Saudi Arabia's international legal obligations to combat terrorism. The UK effectively colluded with Saudi Arabia in breaching Saudi Arabia’s international legal obligations to cooperate and share information on terrorist activities, and thereby colluded in committing an internationally wrongful act.
Acting on tainted advice from government ministers. Government ministers (including the Prime Minister) took into account the risk of the UK not being able to sell Typhoon aircraft, and other commercial, economic and diplomatic matters when they gave advice to the SFO Director on the public interest aspects of the investigation. This was despite being told by the Attorney General that Article 5 of the OECD Anti-bribery Convention forbids such considerations from being taken into account. The ministerial advice was therefore "tainted".
Damaging national security by discontinuing the investigation. The SFO Director is under a legal obligation to take a balanced view of the public interest issues arising from an investigation. But neither the Director nor government ministers assessed or took into account the harm to the UK's national security of discontinuing the investigation.
Government ministers expressed a view on what decision an independent prosecutor (the Director of the Serious Fraud Office) should take. The SFO Director and Attorney General requested views from government Ministers on the public interest aspects of pursuing the investigation. The rules for these consultations between the judiciary and the executive forbid Ministers from giving a view on whether a prosecution should proceed or not. But the Prime Minister expressed a clear view that the public interest would best be served by intervening to halt the investigation. This is unlawful.
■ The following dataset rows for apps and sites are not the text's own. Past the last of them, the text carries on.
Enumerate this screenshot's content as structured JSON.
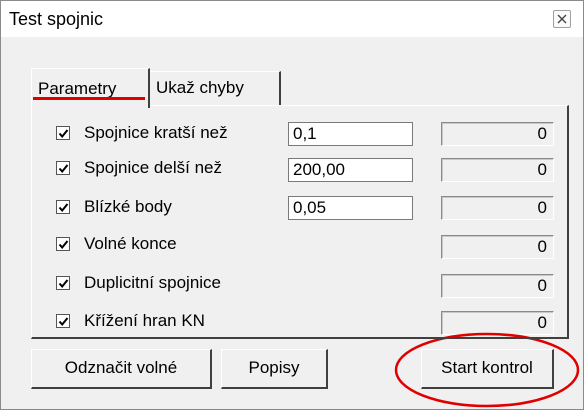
{
  "window": {
    "title": "Test spojnic"
  },
  "tabs": [
    {
      "label": "Parametry"
    },
    {
      "label": "Ukaž chyby"
    }
  ],
  "rows": [
    {
      "checked": true,
      "label": "Spojnice  kratší než",
      "value": "0,1",
      "count": "0"
    },
    {
      "checked": true,
      "label": "Spojnice delší než",
      "value": "200,00",
      "count": "0"
    },
    {
      "checked": true,
      "label": "Blízké body",
      "value": "0,05",
      "count": "0"
    },
    {
      "checked": true,
      "label": "Volné konce",
      "count": "0"
    },
    {
      "checked": true,
      "label": "Duplicitní spojnice",
      "count": "0"
    },
    {
      "checked": true,
      "label": "Křížení hran KN",
      "count": "0"
    }
  ],
  "buttons": {
    "unmark_free": "Odznačit volné",
    "labels": "Popisy",
    "start": "Start kontrol"
  },
  "annotation_color": "#e00000"
}
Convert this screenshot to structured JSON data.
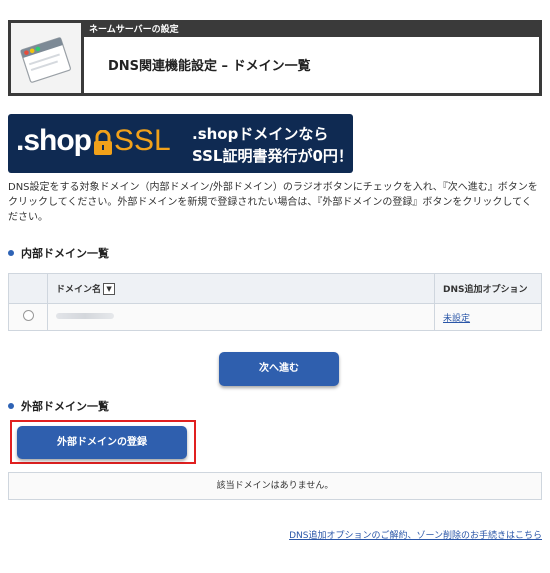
{
  "header": {
    "bar_label": "ネームサーバーの設定",
    "title": "DNS関連機能設定 – ドメイン一覧",
    "icon": "browser-window-icon"
  },
  "banner": {
    "logo_text": ".shop",
    "ssl_text": "SSL",
    "line1": ".shopドメインなら",
    "line2": "SSL証明書発行が0円！",
    "lock_icon": "padlock-icon",
    "colors": {
      "background": "#0f2a52",
      "accent": "#f1a11a"
    }
  },
  "description": "DNS設定をする対象ドメイン（内部ドメイン/外部ドメイン）のラジオボタンにチェックを入れ、『次へ進む』ボタンをクリックしてください。外部ドメインを新規で登録されたい場合は、『外部ドメインの登録』ボタンをクリックしてください。",
  "internal": {
    "title": "内部ドメイン一覧",
    "columns": {
      "domain": "ドメイン名",
      "dns_option": "DNS追加オプション"
    },
    "rows": [
      {
        "domain": "",
        "option": "未設定"
      }
    ],
    "next_button": "次へ進む"
  },
  "external": {
    "title": "外部ドメイン一覧",
    "register_button": "外部ドメインの登録",
    "empty_message": "該当ドメインはありません。"
  },
  "footer_link": "DNS追加オプションのご解約、ゾーン削除のお手続きはこちら",
  "colors": {
    "primary_button": "#2f5fae",
    "highlight": "#e02020",
    "bullet": "#2e63b5"
  }
}
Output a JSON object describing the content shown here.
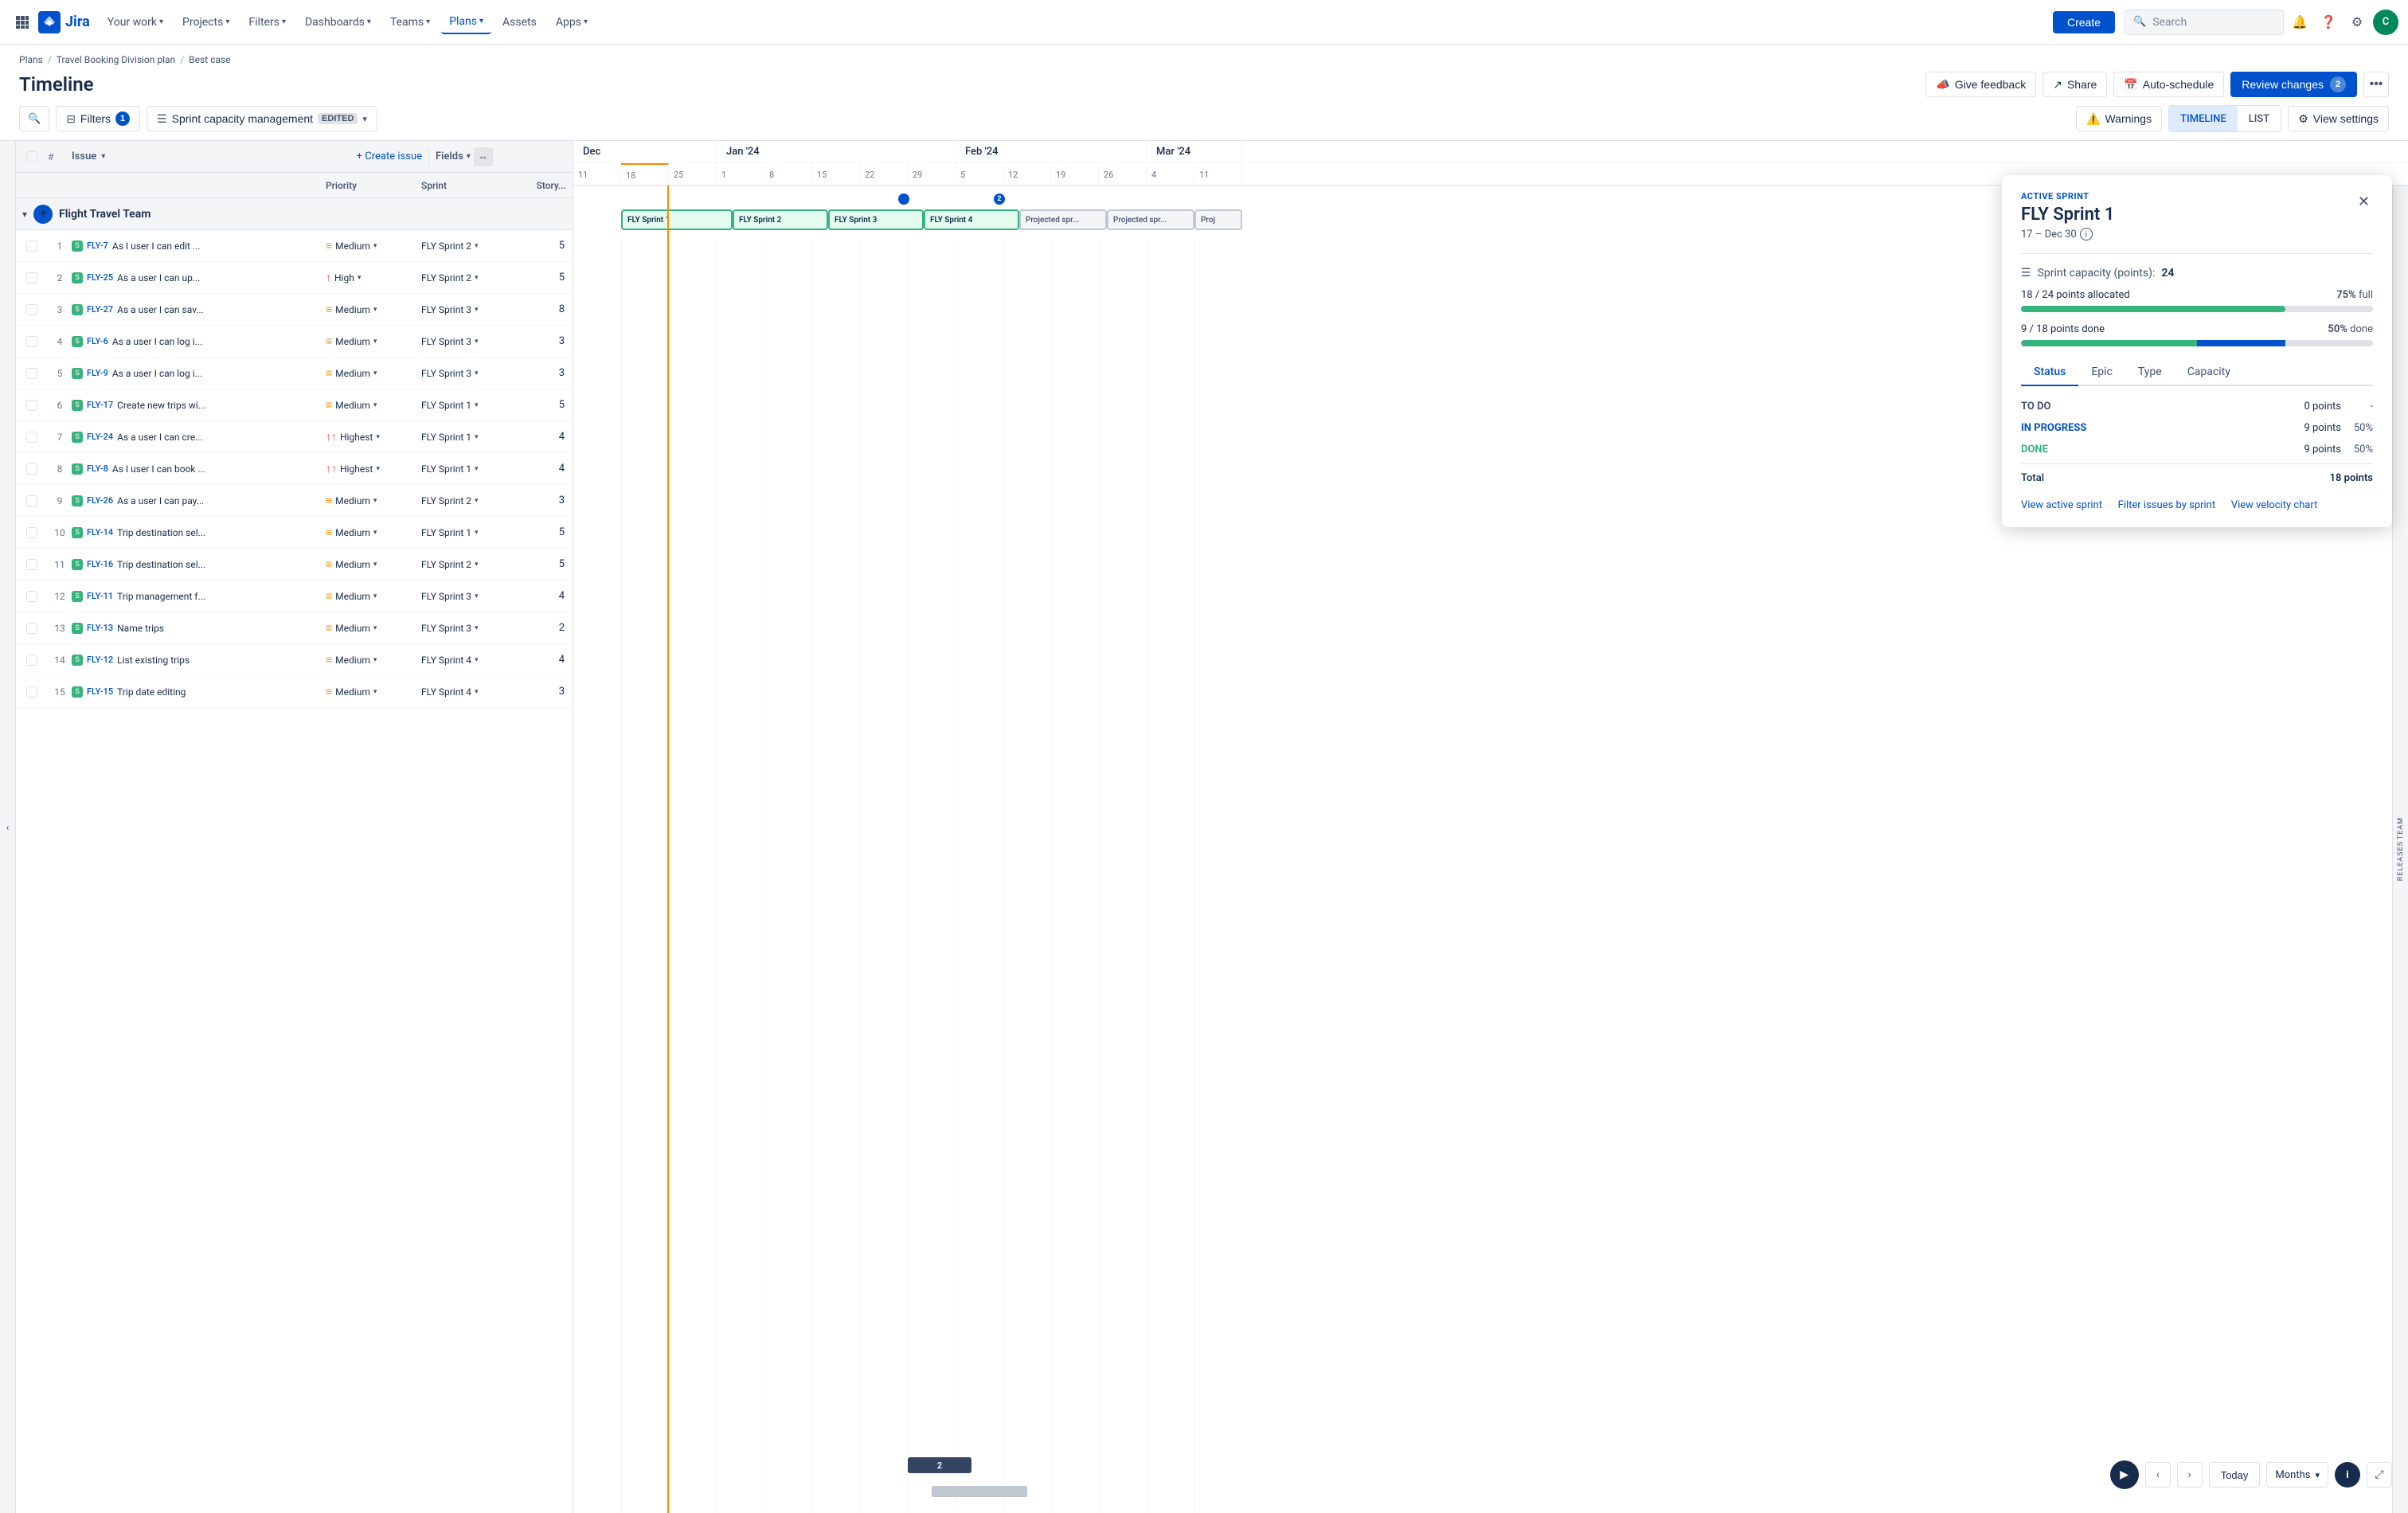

Blackmail, threats and the 'rule of law'. It is unlawful for an independent prosecutor to permit threats or blackmail to influence his/her decision to discontinue a criminal investigation or prosecution. To do so is to surrender the rule of law.